- Don't ignore new terms popping up. You may think it's "just X, but with a new property Y set to Z", but this may be over-generalizing & assuming too much (looking for OO-style inheritance where it's not present, because surprise - RL doesn't give a shit about polymorphism ;P). Even if 2 abstractions share 95% of information it doesn't mean they should be put in the same conceptual bag - their purpose (the concern they address), life-cycle, applicability & domain invariants may be very different & surprisingly separate.
Design should never be accidental (keep in mind that "evolutionary" has nothing in common with "accidental"!).
Trying to express sophisticated business changes with botched (non-adequate, built upon poorly-understood abstractions) model is like trying to use incorrect tools for the job: e.g. surgical instruments in psychiatry or cutlery in fencing. They seem related and shared some basic properties, bah - with enough effort you'll get some results (yikes!), but next time you re-visit this problem area the unit cost of change will be even higher.
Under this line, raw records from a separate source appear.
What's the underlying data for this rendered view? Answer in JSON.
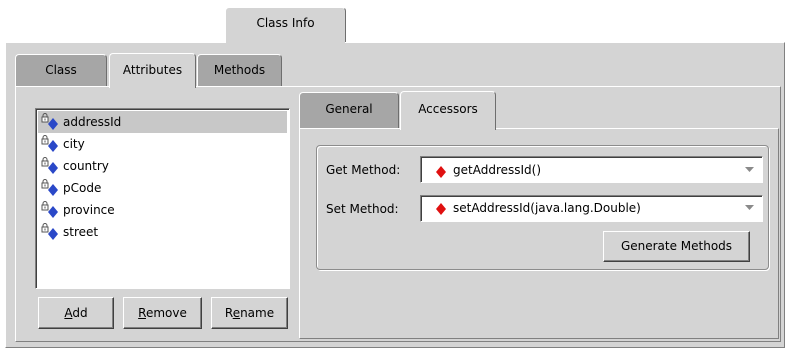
{
  "window": {
    "top_tab": "Class Info"
  },
  "inner_tabs": [
    {
      "label": "Class"
    },
    {
      "label": "Attributes"
    },
    {
      "label": "Methods"
    }
  ],
  "attributes": {
    "items": [
      {
        "name": "addressId",
        "selected": true
      },
      {
        "name": "city",
        "selected": false
      },
      {
        "name": "country",
        "selected": false
      },
      {
        "name": "pCode",
        "selected": false
      },
      {
        "name": "province",
        "selected": false
      },
      {
        "name": "street",
        "selected": false
      }
    ],
    "buttons": {
      "add": {
        "mnemonic": "A",
        "rest": "dd"
      },
      "remove": {
        "mnemonic": "R",
        "rest": "emove"
      },
      "rename": {
        "pre": "R",
        "mnemonic": "e",
        "rest": "name"
      }
    }
  },
  "detail_tabs": [
    {
      "label": "General"
    },
    {
      "label": "Accessors"
    }
  ],
  "accessors": {
    "get_label": "Get Method:",
    "get_value": "getAddressId()",
    "set_label": "Set Method:",
    "set_value": "setAddressId(java.lang.Double)",
    "generate_label": "Generate Methods"
  },
  "colors": {
    "panel": "#d4d4d4",
    "selection": "#c8c8c8",
    "attribute_icon": "#2a48c8",
    "method_icon": "#e01010"
  }
}
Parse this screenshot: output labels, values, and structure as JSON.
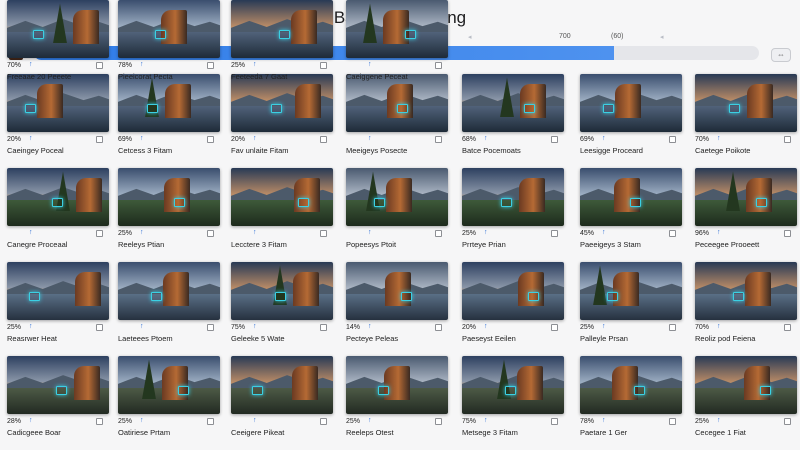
{
  "window": {
    "title": "Batch Processing"
  },
  "progress": {
    "percent": 80,
    "labels": [
      "70",
      "100",
      "700",
      "(60)"
    ],
    "fill_color": "#2f7ce8",
    "end_button_icon": "link-icon",
    "end_button_glyph": "⇔"
  },
  "grid": {
    "item_icon": "up-arrow-icon",
    "up_glyph": "↑",
    "items": [
      {
        "pct": "20%",
        "name": "Caeingey Poceal"
      },
      {
        "pct": "69%",
        "name": "Cetcess 3 Fitam"
      },
      {
        "pct": "20%",
        "name": "Fav unlaite Fitam"
      },
      {
        "pct": "",
        "name": "Meeigeys Posecte"
      },
      {
        "pct": "68%",
        "name": "Batce Pocemoats"
      },
      {
        "pct": "69%",
        "name": "Leesigge Proceard"
      },
      {
        "pct": "70%",
        "name": "Caetege Poikote"
      },
      {
        "pct": "",
        "name": "Canegre Proceaal"
      },
      {
        "pct": "25%",
        "name": "Reeleys Ptian"
      },
      {
        "pct": "",
        "name": "Lecctere 3 Fitam"
      },
      {
        "pct": "",
        "name": "Popeesys Ptoit"
      },
      {
        "pct": "25%",
        "name": "Prrteye Prian"
      },
      {
        "pct": "45%",
        "name": "Paeeigeys 3 Stam"
      },
      {
        "pct": "96%",
        "name": "Peceegee Prooeett"
      },
      {
        "pct": "25%",
        "name": "Reasrwer Heat"
      },
      {
        "pct": "",
        "name": "Laeteees Ptoem"
      },
      {
        "pct": "75%",
        "name": "Geleeke 5 Wate"
      },
      {
        "pct": "14%",
        "name": "Pecteye Peleas"
      },
      {
        "pct": "20%",
        "name": "Paeseyst Eeilen"
      },
      {
        "pct": "25%",
        "name": "Palleyle Prsan"
      },
      {
        "pct": "70%",
        "name": "Reoliz pod Feiena"
      },
      {
        "pct": "28%",
        "name": "Cadicgeee Boar"
      },
      {
        "pct": "25%",
        "name": "Oatiriese Prtam"
      },
      {
        "pct": "",
        "name": "Ceeigere Pikeat"
      },
      {
        "pct": "25%",
        "name": "Reeleps Otest"
      },
      {
        "pct": "75%",
        "name": "Metsege 3 Fitam"
      },
      {
        "pct": "78%",
        "name": "Paetare 1 Ger"
      },
      {
        "pct": "25%",
        "name": "Cecegee 1 Fiat"
      },
      {
        "pct": "70%",
        "name": "Freeaae 20 Peeete"
      },
      {
        "pct": "78%",
        "name": "Pieeicorat Pecta"
      },
      {
        "pct": "25%",
        "name": "Feeteeda 7 Gaat"
      },
      {
        "pct": "",
        "name": "Caeiggene Peceat"
      }
    ]
  }
}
If it already exists, can a Model Debt be reduced without "touching" technical stuff (e.g. data model)? Not likely. In the end Model Debt is implemented using the technology. What won't work for sure is starting to fix Model Debt with technical changes ONLY - in such case you seriously need to know where you're going FIRST.